Is anyone in the former Eastern Europe (except possibly ex-secret policemen) absolutely worse off, as a result of the collapse of the centrally managed economies? I was discussing the case of Jan Grebski with a friend in Poland yesterday; she said that she knew "no one, literally no one, who has a lower standard of living than they did under the Communists. Some people are less happy, of course: those who see that their neighbour has a bigger car than they do. And of course, it's worse in that you can't find a plumber now that they're all working in England." Then she corrected herself: "Actually, that's not quite right. You could never find a plumber when the Communists were in charge, either: they were all working for the Government."

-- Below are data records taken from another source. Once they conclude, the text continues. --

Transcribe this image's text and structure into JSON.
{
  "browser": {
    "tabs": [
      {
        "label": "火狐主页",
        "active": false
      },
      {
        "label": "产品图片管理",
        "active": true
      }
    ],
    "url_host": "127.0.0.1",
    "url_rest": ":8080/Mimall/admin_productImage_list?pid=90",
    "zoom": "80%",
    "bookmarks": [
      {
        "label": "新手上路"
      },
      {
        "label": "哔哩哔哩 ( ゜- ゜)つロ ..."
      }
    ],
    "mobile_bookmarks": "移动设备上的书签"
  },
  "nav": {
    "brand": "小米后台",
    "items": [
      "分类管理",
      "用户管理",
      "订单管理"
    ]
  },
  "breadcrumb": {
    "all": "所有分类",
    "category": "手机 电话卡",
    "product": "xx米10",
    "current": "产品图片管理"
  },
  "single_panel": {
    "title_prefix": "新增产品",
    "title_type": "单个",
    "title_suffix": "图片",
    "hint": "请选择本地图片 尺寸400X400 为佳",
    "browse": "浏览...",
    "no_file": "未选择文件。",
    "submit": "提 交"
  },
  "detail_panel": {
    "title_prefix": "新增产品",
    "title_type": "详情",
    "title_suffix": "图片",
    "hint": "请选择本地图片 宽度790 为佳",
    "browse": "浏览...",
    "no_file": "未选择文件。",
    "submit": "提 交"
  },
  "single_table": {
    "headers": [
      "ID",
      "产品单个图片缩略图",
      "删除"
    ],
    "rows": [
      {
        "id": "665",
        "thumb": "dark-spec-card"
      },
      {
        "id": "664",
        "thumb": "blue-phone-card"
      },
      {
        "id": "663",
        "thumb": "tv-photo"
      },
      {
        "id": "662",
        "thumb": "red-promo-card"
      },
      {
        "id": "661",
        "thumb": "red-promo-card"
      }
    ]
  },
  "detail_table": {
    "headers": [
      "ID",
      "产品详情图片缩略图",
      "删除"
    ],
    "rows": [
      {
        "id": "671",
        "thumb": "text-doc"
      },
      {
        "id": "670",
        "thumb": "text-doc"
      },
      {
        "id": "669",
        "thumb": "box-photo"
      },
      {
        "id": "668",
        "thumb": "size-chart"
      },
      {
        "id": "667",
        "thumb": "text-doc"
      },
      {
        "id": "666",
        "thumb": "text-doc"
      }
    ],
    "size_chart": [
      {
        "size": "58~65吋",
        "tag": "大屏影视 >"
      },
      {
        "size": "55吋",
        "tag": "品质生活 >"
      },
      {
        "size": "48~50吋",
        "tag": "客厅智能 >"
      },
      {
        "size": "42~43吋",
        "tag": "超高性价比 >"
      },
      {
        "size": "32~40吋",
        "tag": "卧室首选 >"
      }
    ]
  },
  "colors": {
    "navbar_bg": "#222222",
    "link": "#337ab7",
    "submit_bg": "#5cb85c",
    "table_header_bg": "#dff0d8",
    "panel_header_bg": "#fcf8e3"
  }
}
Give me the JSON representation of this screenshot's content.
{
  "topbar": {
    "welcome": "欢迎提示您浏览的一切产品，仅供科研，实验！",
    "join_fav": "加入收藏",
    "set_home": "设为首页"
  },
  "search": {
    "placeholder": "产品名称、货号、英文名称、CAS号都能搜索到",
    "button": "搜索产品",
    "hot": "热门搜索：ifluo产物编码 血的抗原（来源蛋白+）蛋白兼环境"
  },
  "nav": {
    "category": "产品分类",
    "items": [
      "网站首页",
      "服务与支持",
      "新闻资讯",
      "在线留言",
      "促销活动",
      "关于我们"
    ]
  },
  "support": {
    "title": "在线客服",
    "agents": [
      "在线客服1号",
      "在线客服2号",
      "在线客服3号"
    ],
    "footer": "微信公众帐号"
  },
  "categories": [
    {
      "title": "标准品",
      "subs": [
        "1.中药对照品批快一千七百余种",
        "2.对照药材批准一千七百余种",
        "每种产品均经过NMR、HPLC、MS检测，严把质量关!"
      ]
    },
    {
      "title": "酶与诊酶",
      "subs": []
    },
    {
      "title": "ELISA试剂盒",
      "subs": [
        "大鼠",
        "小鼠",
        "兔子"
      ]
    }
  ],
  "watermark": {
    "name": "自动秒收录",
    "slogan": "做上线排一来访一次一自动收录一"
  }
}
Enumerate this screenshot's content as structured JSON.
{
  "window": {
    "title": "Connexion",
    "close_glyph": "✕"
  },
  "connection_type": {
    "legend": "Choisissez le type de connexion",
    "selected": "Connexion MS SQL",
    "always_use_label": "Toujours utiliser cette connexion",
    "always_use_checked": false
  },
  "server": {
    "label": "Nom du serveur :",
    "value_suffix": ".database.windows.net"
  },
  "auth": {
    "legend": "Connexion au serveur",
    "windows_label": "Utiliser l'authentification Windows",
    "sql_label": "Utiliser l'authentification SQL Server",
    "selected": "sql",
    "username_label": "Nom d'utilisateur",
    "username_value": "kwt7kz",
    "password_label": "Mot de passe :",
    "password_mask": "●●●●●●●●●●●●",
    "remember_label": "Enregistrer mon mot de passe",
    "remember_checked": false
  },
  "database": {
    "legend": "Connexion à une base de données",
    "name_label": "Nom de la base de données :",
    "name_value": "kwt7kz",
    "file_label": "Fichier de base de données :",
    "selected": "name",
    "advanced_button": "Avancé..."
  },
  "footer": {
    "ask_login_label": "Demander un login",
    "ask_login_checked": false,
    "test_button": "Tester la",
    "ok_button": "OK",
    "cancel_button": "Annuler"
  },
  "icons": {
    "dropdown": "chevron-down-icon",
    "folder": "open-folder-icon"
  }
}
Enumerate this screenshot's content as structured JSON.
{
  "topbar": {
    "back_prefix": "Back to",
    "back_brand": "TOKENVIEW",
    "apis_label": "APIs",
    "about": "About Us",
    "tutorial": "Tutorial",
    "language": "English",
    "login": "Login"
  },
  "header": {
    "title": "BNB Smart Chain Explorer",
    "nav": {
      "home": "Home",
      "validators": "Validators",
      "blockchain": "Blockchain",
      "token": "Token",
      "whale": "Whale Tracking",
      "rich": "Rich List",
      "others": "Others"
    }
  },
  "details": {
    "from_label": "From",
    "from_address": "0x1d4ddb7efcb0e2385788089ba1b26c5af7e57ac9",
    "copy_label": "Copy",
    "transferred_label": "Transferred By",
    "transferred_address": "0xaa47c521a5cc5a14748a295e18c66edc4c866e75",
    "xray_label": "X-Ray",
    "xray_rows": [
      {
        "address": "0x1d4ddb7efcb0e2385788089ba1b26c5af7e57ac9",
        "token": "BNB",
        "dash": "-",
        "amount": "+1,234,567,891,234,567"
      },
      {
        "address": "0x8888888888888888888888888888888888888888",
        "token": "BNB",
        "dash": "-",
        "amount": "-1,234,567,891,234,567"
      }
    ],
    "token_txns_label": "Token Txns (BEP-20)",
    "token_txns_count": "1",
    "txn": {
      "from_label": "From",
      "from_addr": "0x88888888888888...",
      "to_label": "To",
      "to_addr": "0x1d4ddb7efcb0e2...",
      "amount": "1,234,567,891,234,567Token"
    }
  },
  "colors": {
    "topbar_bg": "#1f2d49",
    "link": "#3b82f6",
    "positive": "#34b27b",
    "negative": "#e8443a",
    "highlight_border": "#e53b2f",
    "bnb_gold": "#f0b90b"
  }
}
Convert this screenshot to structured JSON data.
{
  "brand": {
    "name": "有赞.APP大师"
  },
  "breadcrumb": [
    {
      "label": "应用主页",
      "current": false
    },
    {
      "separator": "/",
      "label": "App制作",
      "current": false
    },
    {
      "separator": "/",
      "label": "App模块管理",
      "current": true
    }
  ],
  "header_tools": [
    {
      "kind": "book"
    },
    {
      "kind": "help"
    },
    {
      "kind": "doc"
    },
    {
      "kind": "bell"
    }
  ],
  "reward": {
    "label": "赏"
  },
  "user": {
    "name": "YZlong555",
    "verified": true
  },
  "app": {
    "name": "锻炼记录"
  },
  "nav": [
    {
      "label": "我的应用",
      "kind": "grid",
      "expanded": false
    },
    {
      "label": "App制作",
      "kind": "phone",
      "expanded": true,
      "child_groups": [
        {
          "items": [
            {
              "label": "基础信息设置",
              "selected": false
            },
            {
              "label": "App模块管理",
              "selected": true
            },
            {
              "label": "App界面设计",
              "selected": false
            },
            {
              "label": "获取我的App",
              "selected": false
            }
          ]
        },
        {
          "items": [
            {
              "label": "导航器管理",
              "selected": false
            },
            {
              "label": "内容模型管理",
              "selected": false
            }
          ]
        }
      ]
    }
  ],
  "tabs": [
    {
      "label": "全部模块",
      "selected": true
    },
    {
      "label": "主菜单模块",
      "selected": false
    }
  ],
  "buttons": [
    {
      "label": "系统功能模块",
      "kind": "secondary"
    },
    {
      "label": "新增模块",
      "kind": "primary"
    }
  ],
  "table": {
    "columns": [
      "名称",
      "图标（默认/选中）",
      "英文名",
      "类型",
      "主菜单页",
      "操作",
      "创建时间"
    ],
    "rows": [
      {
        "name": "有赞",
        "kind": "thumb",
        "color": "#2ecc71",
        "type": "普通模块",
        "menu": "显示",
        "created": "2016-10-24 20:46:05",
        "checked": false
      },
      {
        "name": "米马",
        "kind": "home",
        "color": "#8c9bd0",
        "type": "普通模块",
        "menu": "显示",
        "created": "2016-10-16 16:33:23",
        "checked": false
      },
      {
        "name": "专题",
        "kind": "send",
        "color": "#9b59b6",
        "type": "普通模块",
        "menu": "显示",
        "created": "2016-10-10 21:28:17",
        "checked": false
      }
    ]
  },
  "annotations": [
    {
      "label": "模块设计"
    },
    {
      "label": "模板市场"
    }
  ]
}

It should almost go without saying that it is similar factors which have caused Africa to lag so far behind the rest of the world economically: corrupt, self-serving governments that use absolute political power to extort economic benefits for their supporters at the expense of the people as a whole - Zimbabwe is the example with which we are most familiar. It should go without saying, except that the anti-globalisers blame it on America. Since the US is the biggest aid donor to Africa - albeit a much smaller donor per capita than some other countries - this viewpoint amounts to a pathological condition, rather than a political one.
The war on Iraq has made George Bush a godsend for anti-Americans within Europe; but in his dealings with Africa this most inarticulate of Presidents has shown Europe up. It was Bob Geldof, not the White House, who declared a few years back that, in the fight against hunger and Aids in Africa, "the Bush administration is the most radical - in a positive sense - in its approach to Africa since Kennedy. The EU has been pathetic and appalling."
Presumably Geldof will not have been surprised that the countries which have done least well in honouring the aid commitments made at the G8 summit in Gleneagles two years ago are France and Italy. And what of carbon emissions, that other great issue over which Europe regularly asserts its moral superiority over America? Between 2000 and 2004 emissions by the 15 countries then comprising the EU grew by 2.4 per cent, while US emissions increased by 1.3 per cent. This in spite of the US economy growing much faster than the EU's in that period; and also despite the fact that it was the countries of Europe, not the US, which had signed the Kyoto treaty to reduce carbon emissions.
I cannot improve on the remarks of Jean-François Revel, who died last year: "It is pointless to set forth facts like these to anti-globalisers; they simply howl in indignation. In spreading the lie that globalisation impoverishes the most needy, the protesters simply act upon their twin enthusiasms: anti-Americanism and anti-capitalism. At a time when they have no positive alternative, yelling slogans and trashing cities provide them with the illusion of moral action."Reuse content